Report back each line of the data that contains the word "Particles".

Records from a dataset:
..............................

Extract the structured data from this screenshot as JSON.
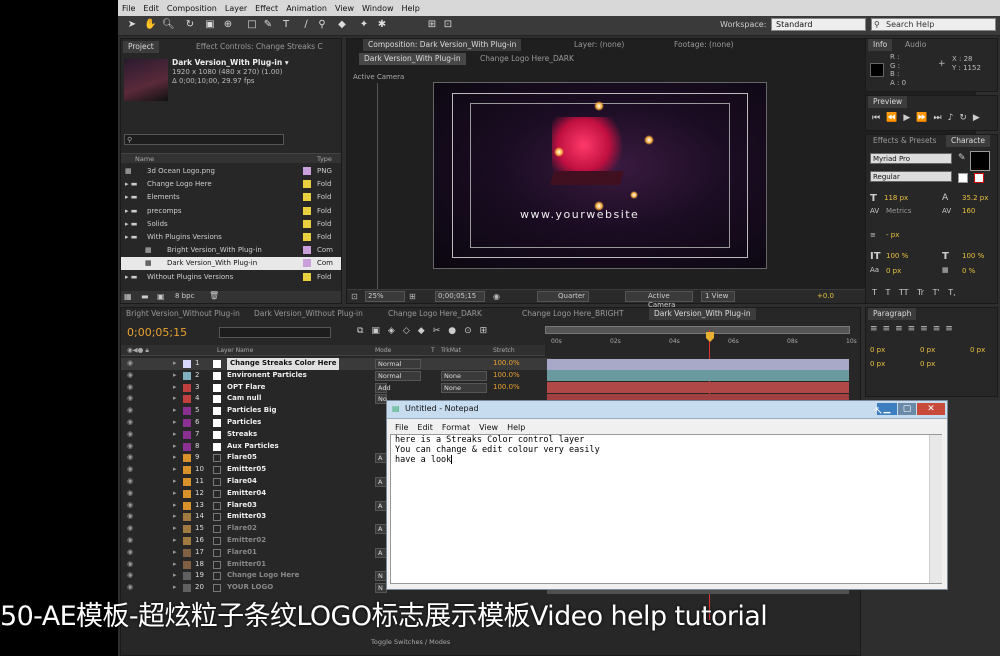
{
  "menu": [
    "File",
    "Edit",
    "Composition",
    "Layer",
    "Effect",
    "Animation",
    "View",
    "Window",
    "Help"
  ],
  "workspace": {
    "label": "Workspace:",
    "value": "Standard"
  },
  "search_help": "Search Help",
  "project": {
    "tabs": [
      "Project",
      "Effect Controls: Change Streaks C"
    ],
    "comp_name": "Dark Version_With Plug-in ▾",
    "comp_info": [
      "1920 x 1080  (480 x 270) (1.00)",
      "Δ 0;00;10;00, 29.97 fps"
    ],
    "col_name": "Name",
    "col_type": "Type",
    "items": [
      {
        "name": "3d Ocean Logo.png",
        "type": "PNG",
        "color": "#c9a0dc"
      },
      {
        "name": "Change Logo Here",
        "type": "Fold",
        "color": "#e8d040"
      },
      {
        "name": "Elements",
        "type": "Fold",
        "color": "#e8d040"
      },
      {
        "name": "precomps",
        "type": "Fold",
        "color": "#e8d040"
      },
      {
        "name": "Solids",
        "type": "Fold",
        "color": "#e8d040"
      },
      {
        "name": "With Plugins Versions",
        "type": "Fold",
        "color": "#e8d040"
      },
      {
        "name": "Bright Version_With Plug-in",
        "type": "Com",
        "color": "#c9a0dc"
      },
      {
        "name": "Dark Version_With Plug-in",
        "type": "Com",
        "color": "#c9a0dc"
      },
      {
        "name": "Without Plugins Versions",
        "type": "Fold",
        "color": "#e8d040"
      }
    ],
    "bpc": "8 bpc"
  },
  "composition": {
    "tabs": [
      "Composition: Dark Version_With Plug-in",
      "Layer: (none)",
      "Footage: (none)"
    ],
    "breadcrumbs": [
      "Dark Version_With Plug-in",
      "Change Logo Here_DARK"
    ],
    "active_camera": "Active Camera",
    "website": "www.yourwebsite",
    "zoom": "25%",
    "timecode": "0;00;05;15",
    "quality": "Quarter",
    "view": "Active Camera",
    "views": "1 View",
    "exposure": "+0.0"
  },
  "info": {
    "tabs": [
      "Info",
      "Audio"
    ],
    "rgba": [
      "R :",
      "G :",
      "B :",
      "A : 0"
    ],
    "x": "X : 28",
    "y": "Y : 1152"
  },
  "preview": {
    "tab": "Preview"
  },
  "effects": {
    "tabs": [
      "Effects & Presets",
      "Characte"
    ],
    "font": "Myriad Pro",
    "style": "Regular",
    "size": "118 px",
    "lead": "35.2 px",
    "metrics": "Metrics",
    "track": "160",
    "stroke": "- px",
    "vscale": "100 %",
    "hscale": "100 %",
    "baseline": "0 px",
    "tsume": "0 %",
    "typebtns": [
      "T",
      "T",
      "TT",
      "Tr",
      "T'",
      "T,"
    ]
  },
  "paragraph": {
    "tab": "Paragraph",
    "values": [
      "0 px",
      "0 px",
      "0 px",
      "0 px",
      "0 px"
    ]
  },
  "timeline": {
    "tabs": [
      "Bright Version_Without Plug-in",
      "Dark Version_Without Plug-in",
      "Change Logo Here_DARK",
      "Change Logo Here_BRIGHT",
      "Dark Version_With Plug-in"
    ],
    "timecode": "0;00;05;15",
    "col_layer": "Layer Name",
    "col_mode": "Mode",
    "col_t": "T",
    "col_trkmat": "TrkMat",
    "col_stretch": "Stretch",
    "ticks": [
      "00s",
      "02s",
      "04s",
      "06s",
      "08s",
      "10s"
    ],
    "footer": "Toggle Switches / Modes",
    "layers": [
      {
        "n": "1",
        "name": "Change Streaks Color Here",
        "mode": "Normal",
        "trk": "",
        "stretch": "100.0%",
        "color": "#d8d8ff",
        "bar": "#a8a8c8"
      },
      {
        "n": "2",
        "name": "Environent Particles",
        "mode": "Normal",
        "trk": "None",
        "stretch": "100.0%",
        "color": "#7fb0c0",
        "bar": "#6a9aa0"
      },
      {
        "n": "3",
        "name": "OPT Flare",
        "mode": "Add",
        "trk": "None",
        "stretch": "100.0%",
        "color": "#c04040",
        "bar": "#b04848"
      },
      {
        "n": "4",
        "name": "Cam null",
        "mode": "No",
        "trk": "",
        "stretch": "",
        "color": "#c04040",
        "bar": "#a04040"
      },
      {
        "n": "5",
        "name": "Particles Big",
        "mode": "",
        "trk": "",
        "stretch": "",
        "color": "#8a3090",
        "bar": "#8a3090"
      },
      {
        "n": "6",
        "name": "Particles",
        "mode": "",
        "trk": "",
        "stretch": "",
        "color": "#8a3090",
        "bar": "#8a3090"
      },
      {
        "n": "7",
        "name": "Streaks",
        "mode": "",
        "trk": "",
        "stretch": "",
        "color": "#8a3090",
        "bar": "#8a3090"
      },
      {
        "n": "8",
        "name": "Aux Particles",
        "mode": "",
        "trk": "",
        "stretch": "",
        "color": "#8a3090",
        "bar": "#8a3090"
      },
      {
        "n": "9",
        "name": "Flare05",
        "mode": "A",
        "trk": "",
        "stretch": "",
        "color": "#d8902a",
        "bar": "#b07a30"
      },
      {
        "n": "10",
        "name": "Emitter05",
        "mode": "",
        "trk": "",
        "stretch": "",
        "color": "#d8902a",
        "bar": "#b07a30"
      },
      {
        "n": "11",
        "name": "Flare04",
        "mode": "A",
        "trk": "",
        "stretch": "",
        "color": "#d8902a",
        "bar": "#b07a30"
      },
      {
        "n": "12",
        "name": "Emitter04",
        "mode": "",
        "trk": "",
        "stretch": "",
        "color": "#d8902a",
        "bar": "#b07a30"
      },
      {
        "n": "13",
        "name": "Flare03",
        "mode": "A",
        "trk": "",
        "stretch": "",
        "color": "#d8902a",
        "bar": "#b07a30"
      },
      {
        "n": "14",
        "name": "Emitter03",
        "mode": "",
        "trk": "",
        "stretch": "",
        "color": "#a07a40",
        "bar": "#8a6a40"
      },
      {
        "n": "15",
        "name": "Flare02",
        "mode": "A",
        "trk": "",
        "stretch": "",
        "color": "#a07a40",
        "bar": "#8a6a40"
      },
      {
        "n": "16",
        "name": "Emitter02",
        "mode": "",
        "trk": "",
        "stretch": "",
        "color": "#a07a40",
        "bar": "#8a6a40"
      },
      {
        "n": "17",
        "name": "Flare01",
        "mode": "A",
        "trk": "",
        "stretch": "",
        "color": "#806040",
        "bar": "#6a5a40"
      },
      {
        "n": "18",
        "name": "Emitter01",
        "mode": "",
        "trk": "",
        "stretch": "",
        "color": "#806040",
        "bar": "#6a5a40"
      },
      {
        "n": "19",
        "name": "Change Logo Here",
        "mode": "N",
        "trk": "",
        "stretch": "",
        "color": "#606060",
        "bar": "#505050"
      },
      {
        "n": "20",
        "name": "YOUR LOGO",
        "mode": "N",
        "trk": "",
        "stretch": "",
        "color": "#606060",
        "bar": "#505050"
      }
    ]
  },
  "notepad": {
    "title": "Untitled - Notepad",
    "menu": [
      "File",
      "Edit",
      "Format",
      "View",
      "Help"
    ],
    "lines": [
      "here is a Streaks Color control layer",
      "You can change & edit colour very easily",
      "have a look"
    ]
  },
  "caption": "50-AE模板-超炫粒子条纹LOGO标志展示模板Video help tutorial"
}
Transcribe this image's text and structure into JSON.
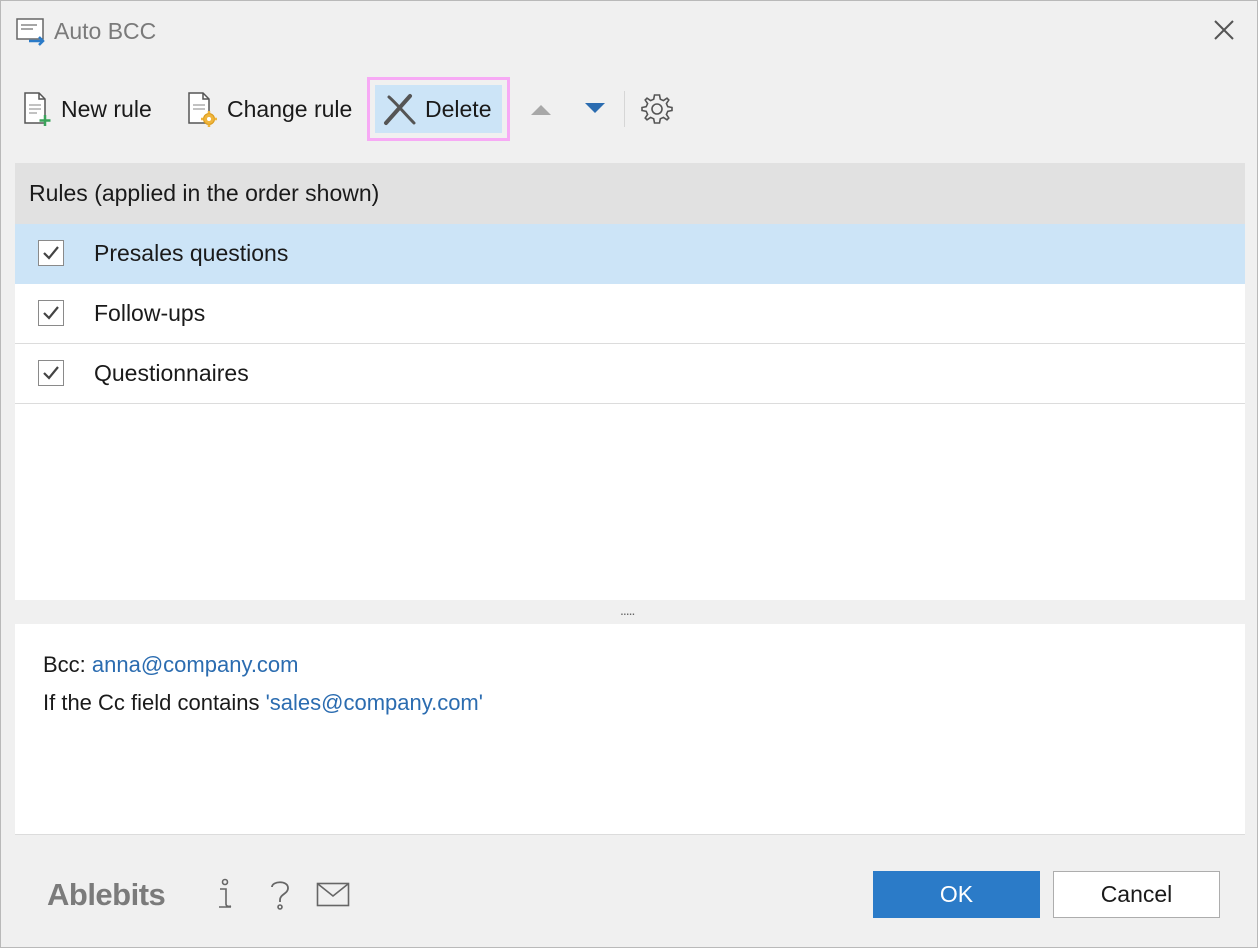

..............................

SOLUTION BELOW:
        "name": "Environent Particles",
        "name": "Particles Big",
        "name": "Particles",
        "name": "Aux Particles",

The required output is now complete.